In order to get a neat triangle for topstitching the tower plackets, they advise using Pritt Stick to hold everything in place, so I went out and bought the first Pritt Stick I've owned in 25 years. It does the job and I will probably continue to do this in future. I am astounded at the leap in quality of my tower plackets and the construction makes a LOT more sense to me now.
The other useful thing I learned was to press 5mm of fabric to the right side of the sleeve cap before sewing it to make it easier to flat fell the seam, and it's a really good idea. Once the sleeve is sewn to the armhole the flat fell is basically just ready to go and all you have to do is pin it down. I do love a good flat fell but curved seams are a bit of a pain; this made it so much easier and I'm going to do it forever.
Nothing about this experience has made me want to make any shirts for myself, but I do think I'll continue to make them occasionally for Patrick, most likely using this pattern with double cuffs grafted on sometimes. Not just because he'd appreciate it, but also because it offers me opportunities I don't usually get in making things for myself. For example, it's nice to actually work with cotton. I don't tend to use it because I don't really wear it, but damn is it nice to sew. It just sits there and does what you tell it to do. It's nice to be able to do more precise sewing and produce something that looks the way this does. I'm also interested to start playing around with detailing a bit; Patrick has shirts that use a contrast fabric for the inner collar band or inner cuffs, different colour stitching on one or two buttonholes only, and various other subtle or hidden things that he's really into and would be a great way for me to use up scraps. I think between us we could come up with some really cool stuff.

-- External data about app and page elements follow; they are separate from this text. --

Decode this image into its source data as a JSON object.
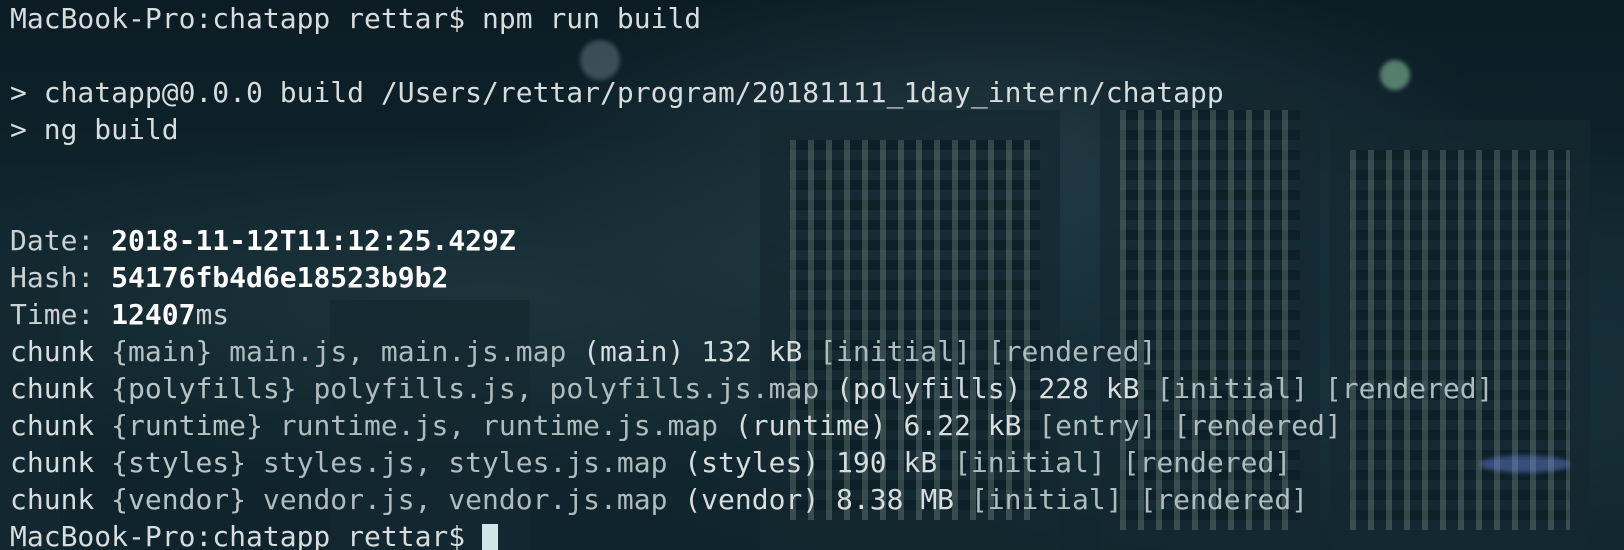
{
  "terminal": {
    "prompt_line": "MacBook-Pro:chatapp rettar$ npm run build",
    "script_line": "> chatapp@0.0.0 build /Users/rettar/program/20181111_1day_intern/chatapp",
    "ng_line": "> ng build",
    "date_label": "Date: ",
    "date_value": "2018-11-12T11:12:25.429Z",
    "hash_label": "Hash: ",
    "hash_value": "54176fb4d6e18523b9b2",
    "time_label": "Time: ",
    "time_value": "12407",
    "time_unit": "ms",
    "chunks": [
      {
        "prefix": "chunk ",
        "name": "{main}",
        "files": " main.js, main.js.map",
        "rest": " (main) 132 kB ",
        "tags": "[initial] [rendered]"
      },
      {
        "prefix": "chunk ",
        "name": "{polyfills}",
        "files": " polyfills.js, polyfills.js.map",
        "rest": " (polyfills) 228 kB ",
        "tags": "[initial] [rendered]"
      },
      {
        "prefix": "chunk ",
        "name": "{runtime}",
        "files": " runtime.js, runtime.js.map",
        "rest": " (runtime) 6.22 kB ",
        "tags": "[entry] [rendered]"
      },
      {
        "prefix": "chunk ",
        "name": "{styles}",
        "files": " styles.js, styles.js.map",
        "rest": " (styles) 190 kB ",
        "tags": "[initial] [rendered]"
      },
      {
        "prefix": "chunk ",
        "name": "{vendor}",
        "files": " vendor.js, vendor.js.map",
        "rest": " (vendor) 8.38 MB ",
        "tags": "[initial] [rendered]"
      }
    ],
    "final_prompt": "MacBook-Pro:chatapp rettar$ "
  }
}
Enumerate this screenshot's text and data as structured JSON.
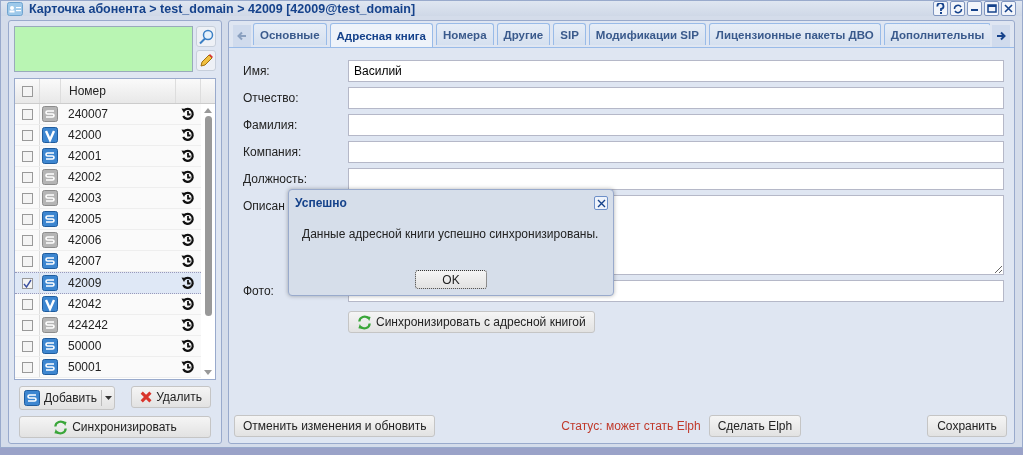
{
  "window": {
    "title": "Карточка абонента > test_domain > 42009 [42009@test_domain]"
  },
  "list": {
    "header": "Номер",
    "select_all_checked": false,
    "rows": [
      {
        "number": "240007",
        "kind": "s",
        "enabled": false,
        "checked": false,
        "selected": false
      },
      {
        "number": "42000",
        "kind": "v",
        "enabled": true,
        "checked": false,
        "selected": false
      },
      {
        "number": "42001",
        "kind": "s",
        "enabled": true,
        "checked": false,
        "selected": false
      },
      {
        "number": "42002",
        "kind": "s",
        "enabled": false,
        "checked": false,
        "selected": false
      },
      {
        "number": "42003",
        "kind": "s",
        "enabled": false,
        "checked": false,
        "selected": false
      },
      {
        "number": "42005",
        "kind": "s",
        "enabled": true,
        "checked": false,
        "selected": false
      },
      {
        "number": "42006",
        "kind": "s",
        "enabled": false,
        "checked": false,
        "selected": false
      },
      {
        "number": "42007",
        "kind": "s",
        "enabled": true,
        "checked": false,
        "selected": false
      },
      {
        "number": "42009",
        "kind": "s",
        "enabled": true,
        "checked": true,
        "selected": true
      },
      {
        "number": "42042",
        "kind": "v",
        "enabled": true,
        "checked": false,
        "selected": false
      },
      {
        "number": "424242",
        "kind": "s",
        "enabled": false,
        "checked": false,
        "selected": false
      },
      {
        "number": "50000",
        "kind": "s",
        "enabled": true,
        "checked": false,
        "selected": false
      },
      {
        "number": "50001",
        "kind": "s",
        "enabled": true,
        "checked": false,
        "selected": false
      }
    ],
    "add_button": "Добавить",
    "delete_button": "Удалить",
    "sync_button": "Синхронизировать"
  },
  "tabs": [
    {
      "label": "Основные",
      "selected": false
    },
    {
      "label": "Адресная книга",
      "selected": true
    },
    {
      "label": "Номера",
      "selected": false
    },
    {
      "label": "Другие",
      "selected": false
    },
    {
      "label": "SIP",
      "selected": false
    },
    {
      "label": "Модификации SIP",
      "selected": false
    },
    {
      "label": "Лицензионные пакеты ДВО",
      "selected": false
    },
    {
      "label": "Дополнительны",
      "selected": false
    }
  ],
  "form": {
    "fields": [
      {
        "label": "Имя:",
        "value": "Василий",
        "kind": "input"
      },
      {
        "label": "Отчество:",
        "kind": "input"
      },
      {
        "label": "Фамилия:",
        "kind": "input"
      },
      {
        "label": "Компания:",
        "kind": "input"
      },
      {
        "label": "Должность:",
        "kind": "input"
      },
      {
        "label": "Описан",
        "kind": "textarea"
      },
      {
        "label": "Фото:",
        "kind": "input"
      }
    ],
    "sync_button": "Синхронизировать с адресной книгой"
  },
  "footer": {
    "revert_button": "Отменить изменения и обновить",
    "status": "Статус: может стать Elph",
    "elph_button": "Сделать Elph",
    "save_button": "Сохранить"
  },
  "dialog": {
    "title": "Успешно",
    "message": "Данные адресной книги успешно синхронизированы.",
    "ok_button": "OK"
  }
}
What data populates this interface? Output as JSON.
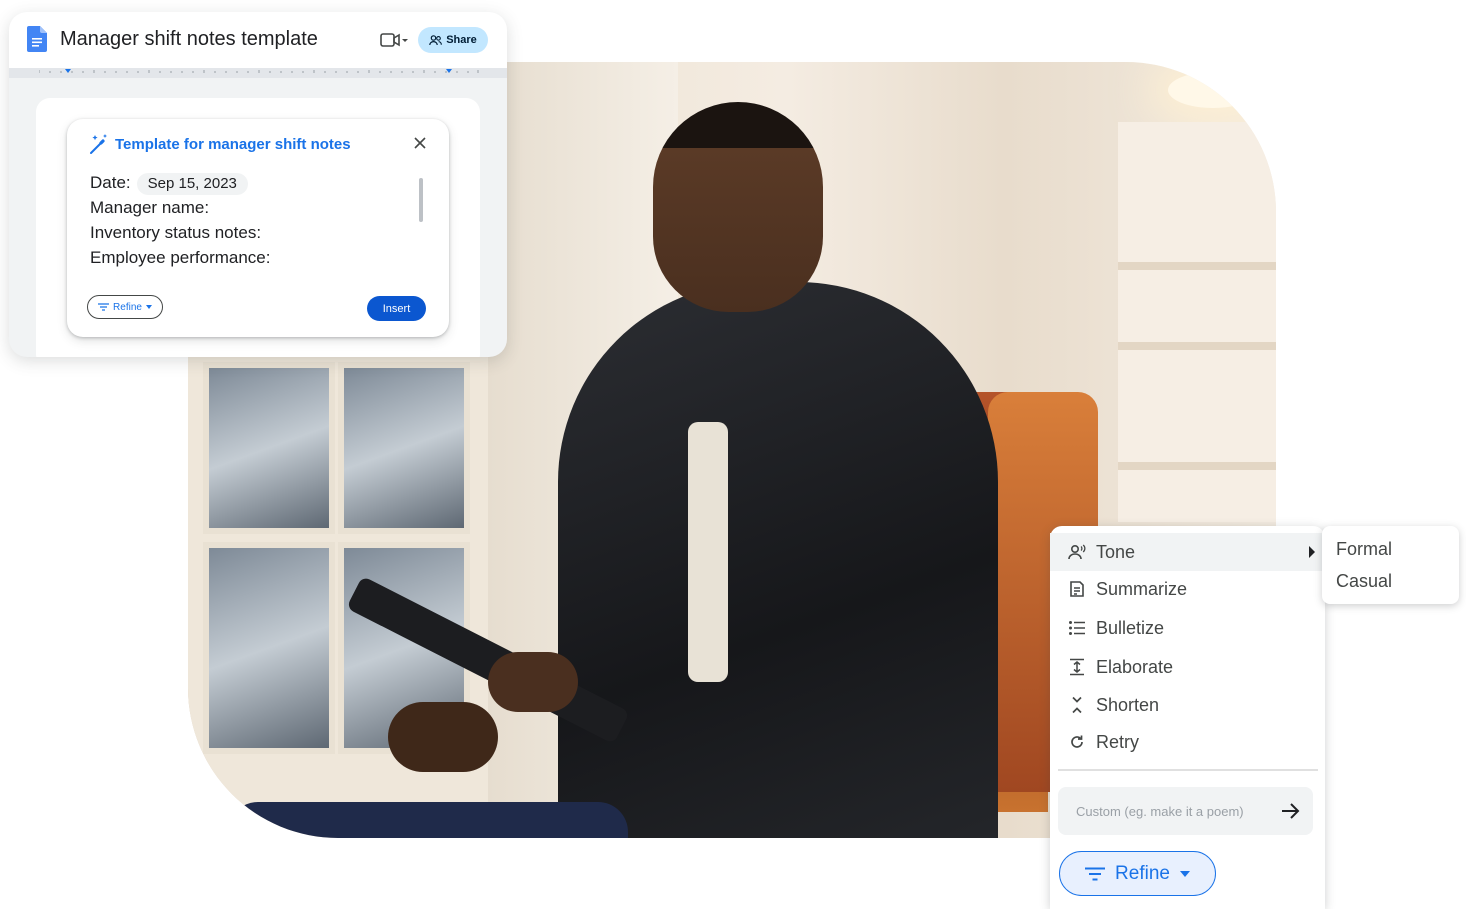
{
  "doc": {
    "title": "Manager shift notes template",
    "share_label": "Share",
    "icons": {
      "app": "google-docs-icon",
      "video": "video-call-icon",
      "share": "people-icon"
    }
  },
  "generator": {
    "title": "Template for manager shift notes",
    "date_label": "Date:",
    "date_value": "Sep 15, 2023",
    "fields": [
      "Manager name:",
      "Inventory status notes:",
      "Employee performance:"
    ],
    "refine_label": "Refine",
    "insert_label": "Insert"
  },
  "menu": {
    "items": [
      {
        "label": "Tone",
        "icon": "voice-tone-icon"
      },
      {
        "label": "Summarize",
        "icon": "summarize-icon"
      },
      {
        "label": "Bulletize",
        "icon": "bulleted-list-icon"
      },
      {
        "label": "Elaborate",
        "icon": "expand-icon"
      },
      {
        "label": "Shorten",
        "icon": "shorten-icon"
      },
      {
        "label": "Retry",
        "icon": "refresh-icon"
      }
    ],
    "custom_placeholder": "Custom (eg. make it a poem)",
    "refine_label": "Refine"
  },
  "tone_submenu": [
    "Formal",
    "Casual"
  ],
  "colors": {
    "accent": "#1a73e8",
    "share_bg": "#c2e7ff",
    "insert_bg": "#0b57d0"
  }
}
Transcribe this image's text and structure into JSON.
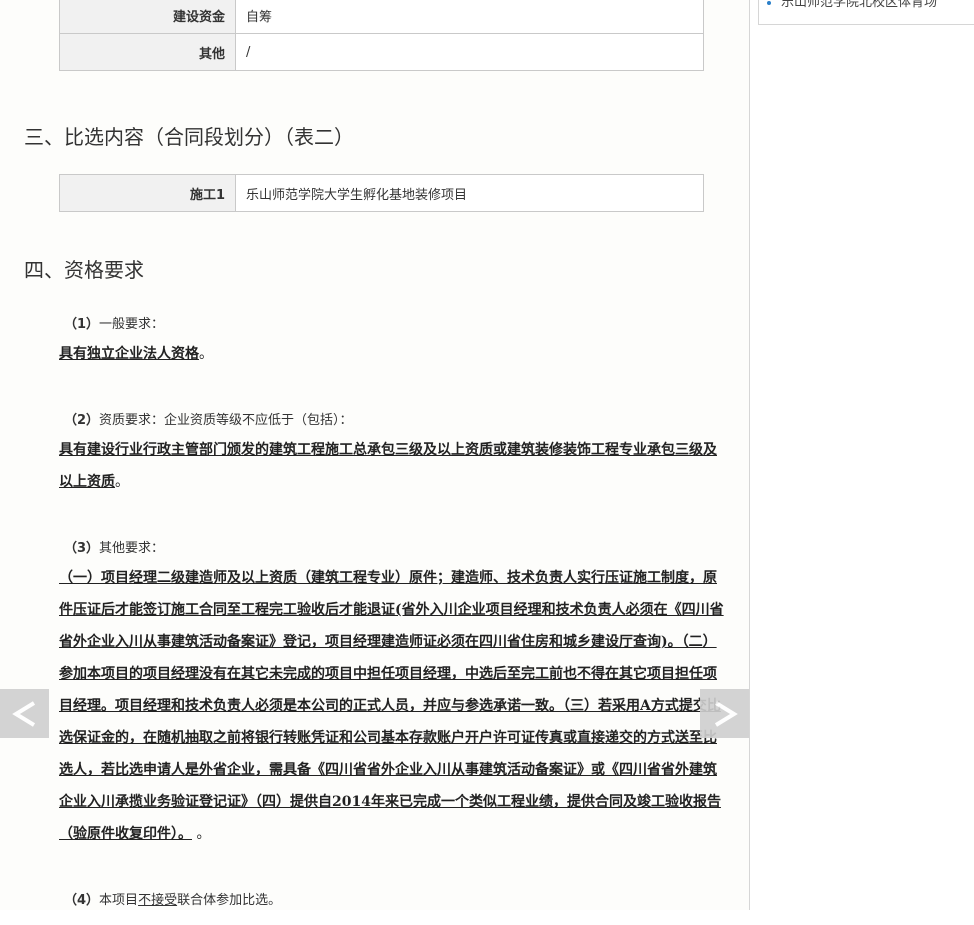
{
  "sidebar": {
    "item_text": "乐山师范学院北校区体育场"
  },
  "table1": {
    "rows": [
      {
        "key": "建设资金",
        "value": "自筹"
      },
      {
        "key": "其他",
        "value": "/"
      }
    ]
  },
  "section3": {
    "title": "三、比选内容（合同段划分）（表二）",
    "rows": [
      {
        "key": "施工1",
        "value": "乐山师范学院大学生孵化基地装修项目"
      }
    ]
  },
  "section4": {
    "title": "四、资格要求",
    "req1": {
      "num": "（1）",
      "label": "一般要求：",
      "text": "具有独立企业法人资格",
      "tail": "。"
    },
    "req2": {
      "num": "（2）",
      "label": "资质要求：企业资质等级不应低于（包括）：",
      "text": "具有建设行业行政主管部门颁发的建筑工程施工总承包三级及以上资质或建筑装修装饰工程专业承包三级及以上资质",
      "tail": "。"
    },
    "req3": {
      "num": "（3）",
      "label": "其他要求：",
      "text": "（一）项目经理二级建造师及以上资质（建筑工程专业）原件；建造师、技术负责人实行压证施工制度，原件压证后才能签订施工合同至工程完工验收后才能退证(省外入川企业项目经理和技术负责人必须在《四川省省外企业入川从事建筑活动备案证》登记，项目经理建造师证必须在四川省住房和城乡建设厅查询)。（二）参加本项目的项目经理没有在其它未完成的项目中担任项目经理，中选后至完工前也不得在其它项目担任项目经理。项目经理和技术负责人必须是本公司的正式人员，并应与参选承诺一致。（三）若采用A方式提交比选保证金的，在随机抽取之前将银行转账凭证和公司基本存款账户开户许可证传真或直接递交的方式送至比选人，若比选申请人是外省企业，需具备《四川省省外企业入川从事建筑活动备案证》或《四川省省外建筑企业入川承揽业务验证登记证》（四）提供自2014年来已完成一个类似工程业绩，提供合同及竣工验收报告（验原件收复印件）。",
      "tail": " 。"
    },
    "req4": {
      "num": "（4）",
      "prefix": "本项目",
      "emph": "不接受",
      "suffix": "联合体参加比选。"
    }
  },
  "nav": {
    "prev_symbol": "<",
    "next_symbol": ">"
  }
}
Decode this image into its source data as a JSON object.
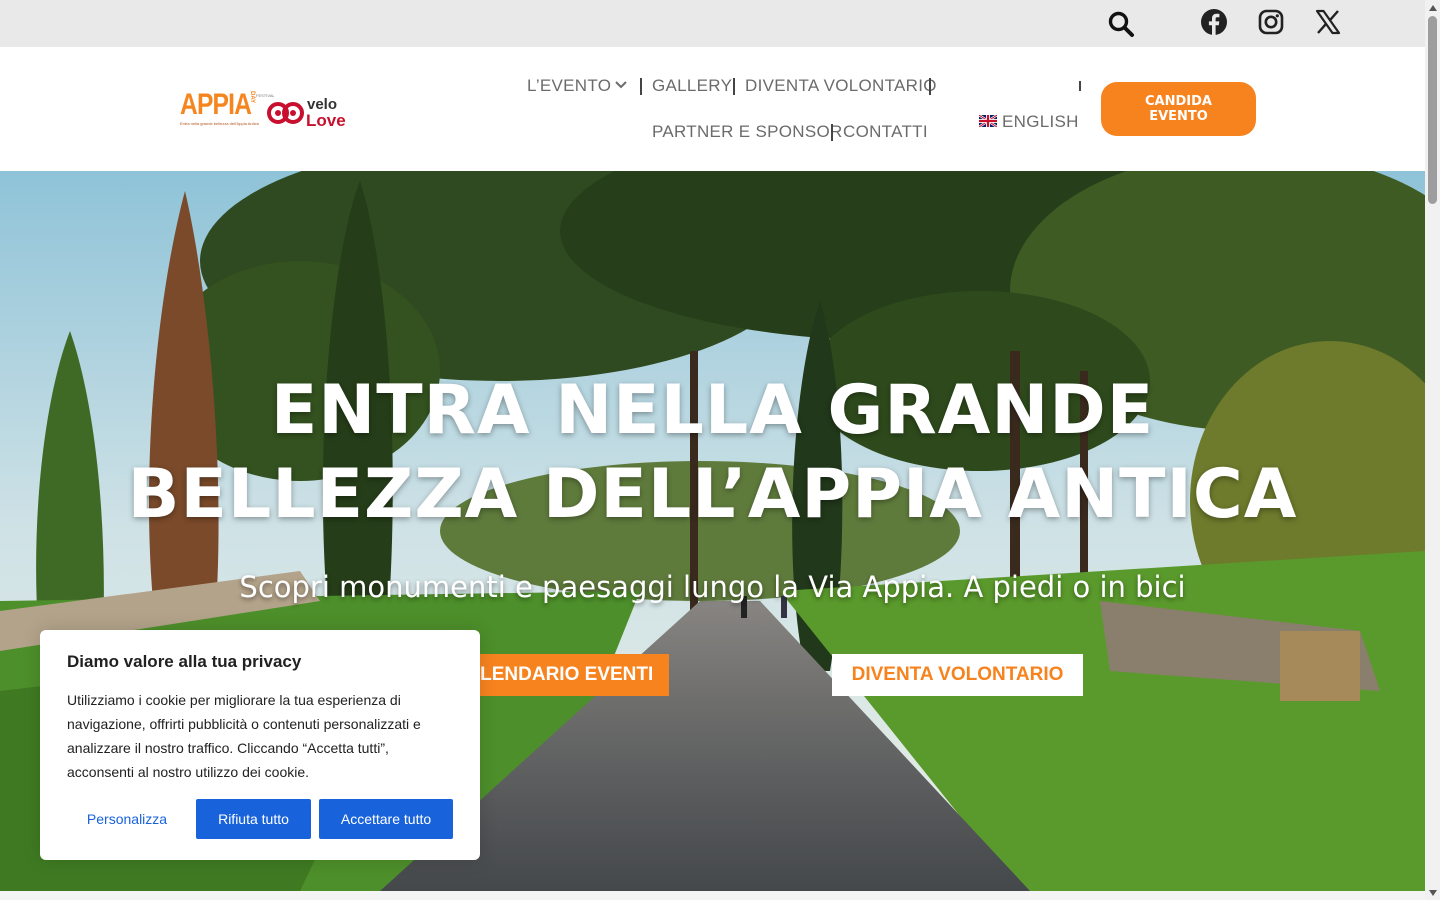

(Approximate visual representation of me finishing an accomplished piece of sewing without having to deal with body issues once.)
I realise I've posted two men's shirts pretty close together and that's not what people generally come here for, but it's not going to be a regular feature (I will make maybe a couple of shirts per year, depending on how often I stumble across really Patricky fabric) and I was just so proud of how fast my skills improved. Next up will be something for me!
Sew Over It Hackney shirt
Fabric: Cotton lawn from Abakhan
Pattern details: Classic shirt with collar and collar stand, tower plackets and cuffs, back yoke and box pleat, and chest pocket
Size: S with XS shoulders and forearms
Alterations: Chest pocket omitted
Would make again/would recommend: Yes/Yes